To be carnally minded is death. --Rom. viii.
9. Anything so dreadful as to be like death.
It was death to them to think of entertaining such
And urged him, so that his soul was vexed unto
death. --Judg. xvi.
Note: Death is much used adjectively and as the first part of
a compound, meaning, in general, of or pertaining to
death, causing or presaging death; as, deathbed or
death bed; deathblow or death blow, etc.
Black death. See Black death, in the Vocabulary.
Civil death, the separation of a man from civil society, or
the debarring him from the enjoyment of civil rights, as
by banishment, attainder, abjuration of the realm,
entering a monastery, etc. --Blackstone.
Death adder. (Zool.)
(a) A kind of viper found in South Africa (Acanthophis
tortor); -- so called from the virulence of its
(b) A venomous Australian snake of the family
Elapid[ae], of several species, as the

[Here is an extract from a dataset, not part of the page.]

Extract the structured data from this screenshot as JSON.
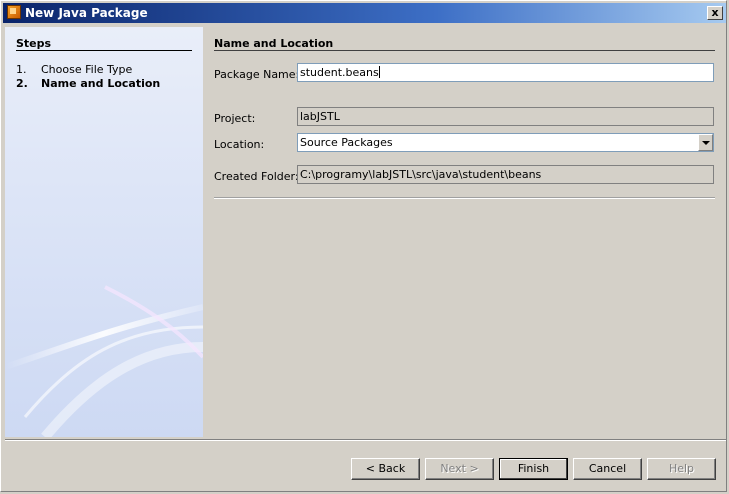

Hoplocephalus superbus and Acanthopis antarctica.
Death bell, a bell that announces a death.
The death bell thrice was heard to ring. --Mickle.
Death candle, a light like that of a candle, viewed by the
superstitious as presaging death.
Death damp, a cold sweat at the coming on of death.
Death fire, a kind of ignis fatuus supposed to forebode
And round about in reel and rout,
The death fires danced at night. --Coleridge.
Death grapple, a grapple or struggle for life.
Death in life, a condition but little removed from death; a
living death. [Poetic] "Lay lingering out a five years'
death in life." --Tennyson.
Death rate, the relation or ratio of the number of deaths
to the population.
At all ages the death rate is higher in towns than
in rural districts. --Darwin.
Death rattle, a rattling or gurgling in the throat of a
Death's door, the boundary of life; the partition dividing
life from death.
Death stroke, a stroke causing death.
Death throe, the spasm of death.
Death token, the signal of approaching death.
(a) (Law) An order from the proper authority for the
execution of a criminal.
(b) That which puts an end to expectation, hope, or joy.
(a) A fatal wound or injury.
(b) (Naut.) The springing of a fatal leak.
Spiritual death (Scripture), the corruption and perversion
of the soul by sin, with the loss of the favor of God.
The gates of death, the grave.
Have the gates of death been opened unto thee? --Job
The second death, condemnation to eternal separation from
God. --Rev. ii. 11.
To be the death of, to be the cause of death to; to make
die. "It was one who should be the death of both his
Syn: Death, Decease, Demise, Departure, Release.
Usage: Death applies to the termination of every form of
existence, both animal and vegetable; the other words
only to the human race. Decease is the term used in
law for the removal of a human being out of life in
the ordinary course of nature. Demise was formerly
confined to decease of princes, but is now sometimes
used of distinguished men in general; as, the demise
of Mr. Pitt. Departure and release are peculiarly
terms of Christian affection and hope. A violent death
is not usually called a decease. Departure implies a
friendly taking leave of life. Release implies a
deliverance from a life of suffering or sorrow.